[Dataset rows for apps and sites]
--- START ---

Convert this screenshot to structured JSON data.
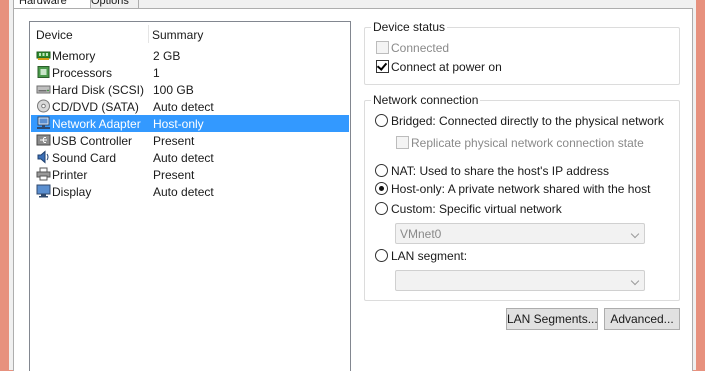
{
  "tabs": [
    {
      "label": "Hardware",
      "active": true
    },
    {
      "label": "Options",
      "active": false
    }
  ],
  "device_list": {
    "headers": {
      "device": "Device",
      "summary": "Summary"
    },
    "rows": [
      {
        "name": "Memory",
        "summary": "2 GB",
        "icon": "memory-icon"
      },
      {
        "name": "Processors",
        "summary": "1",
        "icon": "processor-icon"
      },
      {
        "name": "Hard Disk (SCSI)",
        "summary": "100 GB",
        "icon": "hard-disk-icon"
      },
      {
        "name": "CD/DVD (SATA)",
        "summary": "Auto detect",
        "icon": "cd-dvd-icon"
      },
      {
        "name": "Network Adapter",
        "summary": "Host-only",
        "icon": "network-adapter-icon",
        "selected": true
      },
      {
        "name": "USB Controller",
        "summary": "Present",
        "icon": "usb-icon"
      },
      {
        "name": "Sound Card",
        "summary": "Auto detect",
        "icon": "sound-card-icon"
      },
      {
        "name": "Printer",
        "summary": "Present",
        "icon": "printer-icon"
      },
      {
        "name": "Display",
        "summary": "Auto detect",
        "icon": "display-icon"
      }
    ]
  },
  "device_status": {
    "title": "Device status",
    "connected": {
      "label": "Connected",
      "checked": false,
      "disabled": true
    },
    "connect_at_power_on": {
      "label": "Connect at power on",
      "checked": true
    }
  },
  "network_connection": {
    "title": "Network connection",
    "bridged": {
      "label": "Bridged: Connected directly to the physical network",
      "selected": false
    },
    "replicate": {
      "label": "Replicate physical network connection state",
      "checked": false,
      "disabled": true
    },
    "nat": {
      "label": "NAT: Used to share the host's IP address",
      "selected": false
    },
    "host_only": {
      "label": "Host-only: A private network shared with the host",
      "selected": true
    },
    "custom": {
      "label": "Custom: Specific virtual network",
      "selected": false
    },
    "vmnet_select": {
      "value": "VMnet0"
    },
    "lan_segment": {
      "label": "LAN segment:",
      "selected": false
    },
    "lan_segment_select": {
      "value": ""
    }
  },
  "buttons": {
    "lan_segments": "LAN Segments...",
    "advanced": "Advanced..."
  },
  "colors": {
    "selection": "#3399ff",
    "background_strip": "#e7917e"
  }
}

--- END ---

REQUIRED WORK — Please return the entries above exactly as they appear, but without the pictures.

ANSWER TO THIS TASK —
Convert this screenshot to structured JSON data.
{
  "tabs": [
    {
      "label": "Hardware",
      "active": true
    },
    {
      "label": "Options",
      "active": false
    }
  ],
  "device_list": {
    "headers": {
      "device": "Device",
      "summary": "Summary"
    },
    "rows": [
      {
        "name": "Memory",
        "summary": "2 GB",
        "icon": "memory-icon"
      },
      {
        "name": "Processors",
        "summary": "1",
        "icon": "processor-icon"
      },
      {
        "name": "Hard Disk (SCSI)",
        "summary": "100 GB",
        "icon": "hard-disk-icon"
      },
      {
        "name": "CD/DVD (SATA)",
        "summary": "Auto detect",
        "icon": "cd-dvd-icon"
      },
      {
        "name": "Network Adapter",
        "summary": "Host-only",
        "icon": "network-adapter-icon",
        "selected": true
      },
      {
        "name": "USB Controller",
        "summary": "Present",
        "icon": "usb-icon"
      },
      {
        "name": "Sound Card",
        "summary": "Auto detect",
        "icon": "sound-card-icon"
      },
      {
        "name": "Printer",
        "summary": "Present",
        "icon": "printer-icon"
      },
      {
        "name": "Display",
        "summary": "Auto detect",
        "icon": "display-icon"
      }
    ]
  },
  "device_status": {
    "title": "Device status",
    "connected": {
      "label": "Connected",
      "checked": false,
      "disabled": true
    },
    "connect_at_power_on": {
      "label": "Connect at power on",
      "checked": true
    }
  },
  "network_connection": {
    "title": "Network connection",
    "bridged": {
      "label": "Bridged: Connected directly to the physical network",
      "selected": false
    },
    "replicate": {
      "label": "Replicate physical network connection state",
      "checked": false,
      "disabled": true
    },
    "nat": {
      "label": "NAT: Used to share the host's IP address",
      "selected": false
    },
    "host_only": {
      "label": "Host-only: A private network shared with the host",
      "selected": true
    },
    "custom": {
      "label": "Custom: Specific virtual network",
      "selected": false
    },
    "vmnet_select": {
      "value": "VMnet0"
    },
    "lan_segment": {
      "label": "LAN segment:",
      "selected": false
    },
    "lan_segment_select": {
      "value": ""
    }
  },
  "buttons": {
    "lan_segments": "LAN Segments...",
    "advanced": "Advanced..."
  },
  "colors": {
    "selection": "#3399ff",
    "background_strip": "#e7917e"
  }
}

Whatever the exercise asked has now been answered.